As I turned and ran to catch up with him, I tripped over the display of bottles of window washer and gashed my cheek on the corner of the newspaper rack. By the time I got outside, he was gone. While Donnie was cleaning up the mess I had made, I noticed there were already two customers inside buying coffee and somebody was honking to be let into the garage for an oil change. I went back inside and bought a bottle of aspirin and went home to take a nap.
Lunch time. My bag was still packed and in the trunk, and I decided to go with Plan B, which was Dottie’s Dough, the small check cashing place over on Kramer. I already knew their schedule. The front clerk, Annie, went home for lunch from one to two, and Dottie was alone with all that green. Everybody in this lousy town took lunch from one to two, so me and my trusty .38 would pop in to say Hi, Gimme, and then So Long, Sister.
I waited until Annie turned the corner at Kramer and Collier before I crossed the street and strolled inside.
“Be right with you, hon. I’m in the back room nuking my meatball sub.”
It doesn’t get better than that. Dottie was all the way in the back and the cash drawers were wide open. Like taking candy from a baby. All I had to do was lean over the counter, reach in and…
When I jerked my hand back across the counter, I snagged my wrist on a loose nail on the edge. I hoped I wasn’t a bleeder.
Dottie ran up front.
“Hi. Sorry to keep you gentlemen waiting. How can I help you?”
I just shook my head, shoved my hand in my pocket, and wondered how much blood I’d have to lose before I passed out. Eddie handed her a check and his license.
“All I need today, little lady, is just a quick $25, if you please. So sorry about before, Phil. I had you confused with somebody else. Listen, I forgot to ask you before. How’s that pull-out sofa from Frankie Foster’s Furniture working for you? When we were there during that midnight madness sale of his, you seemed so interested in the red one. Are those comfortable? Thank you, Miss Dottie. Take care, Phil. Gotta run.”

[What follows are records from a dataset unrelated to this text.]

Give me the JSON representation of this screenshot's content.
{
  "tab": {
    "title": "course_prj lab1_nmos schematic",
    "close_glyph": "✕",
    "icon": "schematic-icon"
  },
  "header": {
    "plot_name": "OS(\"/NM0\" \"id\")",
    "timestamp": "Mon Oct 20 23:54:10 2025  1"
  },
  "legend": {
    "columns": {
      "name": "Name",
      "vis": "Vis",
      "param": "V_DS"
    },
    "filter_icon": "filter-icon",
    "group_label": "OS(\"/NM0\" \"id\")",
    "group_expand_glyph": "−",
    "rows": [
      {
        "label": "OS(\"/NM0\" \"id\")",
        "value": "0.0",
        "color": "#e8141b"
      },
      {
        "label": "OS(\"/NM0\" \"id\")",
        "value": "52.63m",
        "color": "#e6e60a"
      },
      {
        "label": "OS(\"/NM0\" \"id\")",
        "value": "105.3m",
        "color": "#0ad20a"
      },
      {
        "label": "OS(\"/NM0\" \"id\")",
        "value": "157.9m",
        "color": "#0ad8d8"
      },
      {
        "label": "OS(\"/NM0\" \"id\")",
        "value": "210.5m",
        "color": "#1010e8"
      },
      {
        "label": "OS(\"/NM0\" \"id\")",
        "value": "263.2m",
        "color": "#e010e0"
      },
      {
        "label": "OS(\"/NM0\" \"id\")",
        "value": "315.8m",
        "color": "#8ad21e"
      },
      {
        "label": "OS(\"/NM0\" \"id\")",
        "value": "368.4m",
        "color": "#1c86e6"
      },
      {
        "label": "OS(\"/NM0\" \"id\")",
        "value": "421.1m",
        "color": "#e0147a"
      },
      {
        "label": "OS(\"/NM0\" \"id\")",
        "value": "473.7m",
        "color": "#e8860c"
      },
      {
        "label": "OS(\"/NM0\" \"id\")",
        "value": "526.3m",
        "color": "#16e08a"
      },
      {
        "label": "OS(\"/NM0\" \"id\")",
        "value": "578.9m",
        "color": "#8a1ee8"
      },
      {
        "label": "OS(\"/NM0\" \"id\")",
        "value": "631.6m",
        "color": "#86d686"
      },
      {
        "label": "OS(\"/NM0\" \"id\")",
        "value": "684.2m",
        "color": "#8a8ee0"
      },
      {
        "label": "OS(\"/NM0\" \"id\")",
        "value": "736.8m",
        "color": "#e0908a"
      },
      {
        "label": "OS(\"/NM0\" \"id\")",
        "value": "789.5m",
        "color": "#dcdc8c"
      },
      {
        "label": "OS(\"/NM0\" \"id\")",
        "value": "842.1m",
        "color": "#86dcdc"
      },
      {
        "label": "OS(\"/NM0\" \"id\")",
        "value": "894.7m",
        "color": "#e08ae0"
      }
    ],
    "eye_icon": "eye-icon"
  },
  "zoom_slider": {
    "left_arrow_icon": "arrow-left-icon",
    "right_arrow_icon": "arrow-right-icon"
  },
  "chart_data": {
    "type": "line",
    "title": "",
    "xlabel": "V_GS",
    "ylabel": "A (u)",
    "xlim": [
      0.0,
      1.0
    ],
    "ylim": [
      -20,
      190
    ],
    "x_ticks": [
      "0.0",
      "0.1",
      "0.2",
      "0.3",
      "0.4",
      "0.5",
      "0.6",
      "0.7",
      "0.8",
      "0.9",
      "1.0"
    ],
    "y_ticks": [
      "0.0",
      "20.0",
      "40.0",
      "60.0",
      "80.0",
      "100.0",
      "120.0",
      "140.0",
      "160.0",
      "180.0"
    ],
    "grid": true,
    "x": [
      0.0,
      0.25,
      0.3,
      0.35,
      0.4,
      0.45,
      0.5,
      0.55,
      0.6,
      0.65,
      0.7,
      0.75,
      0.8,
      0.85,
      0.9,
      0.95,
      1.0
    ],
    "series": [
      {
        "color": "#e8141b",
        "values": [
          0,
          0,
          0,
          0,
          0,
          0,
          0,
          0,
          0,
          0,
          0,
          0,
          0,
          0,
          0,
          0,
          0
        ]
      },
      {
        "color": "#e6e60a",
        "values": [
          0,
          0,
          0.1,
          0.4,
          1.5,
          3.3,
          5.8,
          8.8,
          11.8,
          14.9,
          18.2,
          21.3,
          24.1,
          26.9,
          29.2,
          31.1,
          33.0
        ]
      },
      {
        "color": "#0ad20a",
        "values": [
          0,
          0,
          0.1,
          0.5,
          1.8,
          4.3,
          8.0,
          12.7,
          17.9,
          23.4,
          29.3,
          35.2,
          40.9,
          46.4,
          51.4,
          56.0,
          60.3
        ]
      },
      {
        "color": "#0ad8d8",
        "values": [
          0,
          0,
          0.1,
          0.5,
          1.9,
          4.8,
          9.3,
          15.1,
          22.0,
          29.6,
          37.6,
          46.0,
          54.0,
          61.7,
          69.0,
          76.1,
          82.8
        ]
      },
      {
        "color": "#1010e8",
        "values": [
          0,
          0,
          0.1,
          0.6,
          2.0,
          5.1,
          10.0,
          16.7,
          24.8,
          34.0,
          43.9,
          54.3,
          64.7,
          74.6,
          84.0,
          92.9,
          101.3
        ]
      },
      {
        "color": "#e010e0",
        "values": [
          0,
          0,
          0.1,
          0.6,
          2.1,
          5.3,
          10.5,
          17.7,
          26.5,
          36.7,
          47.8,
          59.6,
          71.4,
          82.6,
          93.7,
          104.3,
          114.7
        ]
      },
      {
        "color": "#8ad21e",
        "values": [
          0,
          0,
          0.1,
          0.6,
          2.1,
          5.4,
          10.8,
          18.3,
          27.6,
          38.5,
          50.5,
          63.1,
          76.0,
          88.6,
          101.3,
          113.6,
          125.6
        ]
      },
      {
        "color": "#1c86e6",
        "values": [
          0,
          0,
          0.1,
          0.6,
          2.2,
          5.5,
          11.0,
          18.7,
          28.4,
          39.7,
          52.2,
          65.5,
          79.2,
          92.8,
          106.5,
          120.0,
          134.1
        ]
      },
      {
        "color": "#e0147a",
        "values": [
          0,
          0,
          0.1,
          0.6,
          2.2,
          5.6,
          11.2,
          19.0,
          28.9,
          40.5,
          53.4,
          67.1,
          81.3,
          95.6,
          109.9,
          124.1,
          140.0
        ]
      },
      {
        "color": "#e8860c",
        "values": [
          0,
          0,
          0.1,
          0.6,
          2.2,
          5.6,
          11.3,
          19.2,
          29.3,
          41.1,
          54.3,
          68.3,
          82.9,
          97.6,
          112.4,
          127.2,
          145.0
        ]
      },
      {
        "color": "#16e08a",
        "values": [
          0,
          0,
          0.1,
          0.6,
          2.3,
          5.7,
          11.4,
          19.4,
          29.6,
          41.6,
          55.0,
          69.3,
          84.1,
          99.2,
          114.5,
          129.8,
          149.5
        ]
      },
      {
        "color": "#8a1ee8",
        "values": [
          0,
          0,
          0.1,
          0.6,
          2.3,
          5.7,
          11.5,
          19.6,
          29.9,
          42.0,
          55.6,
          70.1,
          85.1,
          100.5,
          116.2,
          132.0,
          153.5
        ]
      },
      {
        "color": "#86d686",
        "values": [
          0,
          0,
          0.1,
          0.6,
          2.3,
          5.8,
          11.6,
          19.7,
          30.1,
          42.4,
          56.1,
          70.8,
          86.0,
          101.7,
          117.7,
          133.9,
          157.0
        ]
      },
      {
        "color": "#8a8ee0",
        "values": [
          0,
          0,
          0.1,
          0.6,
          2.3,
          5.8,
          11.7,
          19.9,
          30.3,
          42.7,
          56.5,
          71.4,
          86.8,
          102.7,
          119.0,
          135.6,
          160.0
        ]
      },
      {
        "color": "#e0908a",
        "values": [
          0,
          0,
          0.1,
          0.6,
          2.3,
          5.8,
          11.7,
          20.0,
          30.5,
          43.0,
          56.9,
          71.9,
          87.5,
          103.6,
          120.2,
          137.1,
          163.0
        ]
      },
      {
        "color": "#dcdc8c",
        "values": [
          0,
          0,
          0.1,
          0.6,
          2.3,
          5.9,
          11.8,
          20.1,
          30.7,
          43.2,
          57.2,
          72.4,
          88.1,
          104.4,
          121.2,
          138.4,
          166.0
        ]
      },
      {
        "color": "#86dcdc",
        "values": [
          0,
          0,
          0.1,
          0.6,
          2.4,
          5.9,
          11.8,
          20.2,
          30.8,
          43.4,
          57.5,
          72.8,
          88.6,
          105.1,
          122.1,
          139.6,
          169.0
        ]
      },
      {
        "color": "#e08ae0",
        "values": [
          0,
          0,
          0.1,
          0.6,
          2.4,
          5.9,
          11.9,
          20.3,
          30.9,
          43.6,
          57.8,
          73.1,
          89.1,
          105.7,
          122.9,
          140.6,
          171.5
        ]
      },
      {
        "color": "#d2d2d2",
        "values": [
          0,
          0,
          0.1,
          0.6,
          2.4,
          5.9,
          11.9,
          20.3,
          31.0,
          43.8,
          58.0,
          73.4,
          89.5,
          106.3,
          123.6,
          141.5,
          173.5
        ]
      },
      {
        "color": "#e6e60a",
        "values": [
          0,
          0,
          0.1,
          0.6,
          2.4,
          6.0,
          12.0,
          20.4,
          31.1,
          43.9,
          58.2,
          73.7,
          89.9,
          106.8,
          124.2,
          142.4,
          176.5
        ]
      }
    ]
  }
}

No. Not again.
“Eddie? You are mistaken,” I screamed. “My name’s not Phil and I’ve never…”
On my way out, I missed the last step and landed in Dottie’s parking lot on my face. Good thing she had that gravel paved over last spring. I got up on my knees, but he was already gone.
After making a quick stop for some antiseptic and Band-Aids, I headed down the highway and never looked back. Once I passed the county line, I started to breathe a little bit easier. I still had enough cash left to get a nice room for the night and maybe a small bottle of something warm. I believed that life would look better in the morning. Something was sure to turn up.
On my way out of a town called Gales Crossing, I passed a burger joint called Think Inside The Bun. I made a u-ee and pulled in the lot. My gut told me Lady Luck was finally smiling on me and calling my name loud and clear. The place was jumping with a bunch of high schoolers. I decided I’d grab a bite, then on my way out to pay, I would empty the register. One look at my 38 caliber buddy and every one of those punks would be running home crying for mama.
I had to admit, the burger and fries were great, and the coffee was hot and comforting. The kid at the checkout had his nose buried in some gamer magazine. The time was right. I started to slide out of the booth when…
Eddie patted me on the back and slid in across from me.
“So sorry about before, Stevie. I had you confused with somebody else. I just picked up a paper at Sammy’s Stop and Save and got one of their Smoothies. Remember when you got that raspberry one there? That’s what I got today and it was great, but then I got hungry. What’s good here, huh, Stevie?”
I debated with myself whether to attempt yet again to explain that he was mistaken and that I wasn’t who he thought I was and that we’d never met before, but instead I took Mr. .38 out of my pocket and shot the fucker square in the face.
BIO: J.F. has had a crime fiction novel and a six-part children’s fantasy series published. Her crime fiction/noir stories have appeared on Crooked, A Twist of Noir and Powder Burn Flash. She is currently finishing the final draft of her second crime fiction novel, and she blogs at jfjuzwik.blogspot.com